Shades of gray
To others, Lamberth's rulings smack of intemperance, if not grandstanding. "His conclusions do not recognize shades of gray," said Stephen Gillers, a New York University legal ethicist who has followed Lamberth's rulings.
In most of these rulings, an administration fearful of antagonizing the judge has quietly acquiesced. But Magaziner fought back, filing an appeal that accused Lamberth of wreaking irreparable personal and professional injury on him. In August, the appellate court reversed Lamberth's sanction of Magaziner, declaring the judge's decision "clearly erroneous."
Lamberth's opinions have been as groundbreaking as they have been nerve-racking. In 1990, he nearly upended President George Bush's entire savings and loan bailout by invalidating all the actions of the nation's top savings and loan regulator and declaring the official's appointment unconstitutional - proof, he said, of his bipartisanship. "If [George W.] Bush is head of the next administration, he can ask his dad [about me]," Lamberth said.
In 1995, Lamberth sided with Clinton's future impeachment lawyer, Gregory Craig, and declared the 147-year-old U.S. extradition system unconstitutional, in a decision that Northwestern University extradition expert Steven Lubet called "loopy almost beyond description." Eight months later, an appeals court vacated the ruling.
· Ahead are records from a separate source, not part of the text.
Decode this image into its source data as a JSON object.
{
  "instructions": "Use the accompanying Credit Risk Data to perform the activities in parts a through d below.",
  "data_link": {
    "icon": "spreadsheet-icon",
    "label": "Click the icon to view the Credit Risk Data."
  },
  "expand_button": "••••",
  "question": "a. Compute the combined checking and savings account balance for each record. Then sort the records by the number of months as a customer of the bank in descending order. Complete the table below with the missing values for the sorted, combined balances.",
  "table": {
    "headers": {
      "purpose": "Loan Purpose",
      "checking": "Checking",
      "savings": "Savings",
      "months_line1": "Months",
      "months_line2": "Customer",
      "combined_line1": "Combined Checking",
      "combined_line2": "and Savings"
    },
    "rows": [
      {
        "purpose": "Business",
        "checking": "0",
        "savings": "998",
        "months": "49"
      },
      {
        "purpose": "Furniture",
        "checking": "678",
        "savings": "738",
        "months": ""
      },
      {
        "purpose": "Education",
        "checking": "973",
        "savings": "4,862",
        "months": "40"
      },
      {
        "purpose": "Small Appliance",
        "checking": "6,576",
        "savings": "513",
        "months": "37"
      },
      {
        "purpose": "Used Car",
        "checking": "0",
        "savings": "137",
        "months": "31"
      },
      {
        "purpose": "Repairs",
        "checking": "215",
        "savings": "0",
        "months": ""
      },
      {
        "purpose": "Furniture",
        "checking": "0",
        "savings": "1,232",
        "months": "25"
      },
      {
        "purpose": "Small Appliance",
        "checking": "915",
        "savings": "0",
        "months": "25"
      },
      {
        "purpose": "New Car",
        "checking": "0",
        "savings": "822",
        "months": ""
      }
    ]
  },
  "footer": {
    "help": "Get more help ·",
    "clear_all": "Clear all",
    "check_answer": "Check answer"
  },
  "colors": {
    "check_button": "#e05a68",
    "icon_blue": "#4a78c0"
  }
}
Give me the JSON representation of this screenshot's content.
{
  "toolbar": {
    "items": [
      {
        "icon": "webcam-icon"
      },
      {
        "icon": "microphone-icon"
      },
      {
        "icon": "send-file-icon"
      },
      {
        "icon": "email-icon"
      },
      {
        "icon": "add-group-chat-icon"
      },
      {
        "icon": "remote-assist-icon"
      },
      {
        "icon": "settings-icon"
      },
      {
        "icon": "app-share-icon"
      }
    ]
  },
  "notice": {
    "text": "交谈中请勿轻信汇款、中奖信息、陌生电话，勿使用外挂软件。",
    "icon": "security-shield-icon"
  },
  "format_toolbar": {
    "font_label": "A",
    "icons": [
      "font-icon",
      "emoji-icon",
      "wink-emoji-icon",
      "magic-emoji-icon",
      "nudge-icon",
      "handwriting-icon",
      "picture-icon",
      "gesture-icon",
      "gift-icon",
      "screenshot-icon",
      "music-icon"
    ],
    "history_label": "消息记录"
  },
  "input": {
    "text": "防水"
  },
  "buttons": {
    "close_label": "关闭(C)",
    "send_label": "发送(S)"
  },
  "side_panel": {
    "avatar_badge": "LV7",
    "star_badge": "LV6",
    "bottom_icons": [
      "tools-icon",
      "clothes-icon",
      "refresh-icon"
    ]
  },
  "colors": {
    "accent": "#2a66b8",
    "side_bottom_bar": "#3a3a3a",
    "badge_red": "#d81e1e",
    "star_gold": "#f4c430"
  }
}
In 1998, he decided that Iran was liable for $247.5 million in damages to the family of Alisa Flatow, an American student killed by terrorists in Israel. The ruling made him a legend to survivors of terrorism but has given the State Department fits. Iran hasn't paid a cent, and diplomats fear that Congress will demand the seizure and sale of Iranian assets in the United States to pay the family, possibly inviting retaliation in kind by Iran and other nations hostile to the United States.
Reversals of Lamberth's rulings are relatively common. A 1993 Legal Times study of the judges of the District of Columbia's federal appellate court found that Lamberth's reversal rate was 24 percent, the second highest of the 18 judges studied. No similar studies have since been done.
But Lamberth's record has defenders in unlikely places. Stanley Brand, a prominent Democratic attorney, said he sees no political motives in the judge's record.
"That's his profile. That's his M.O.," Brand said of Lamberth's sometimes harsh rulings.
As for reversals, Brand added, "Judge Lamberth isn't the first to be reversed for being bold and mistaken. That happens every day."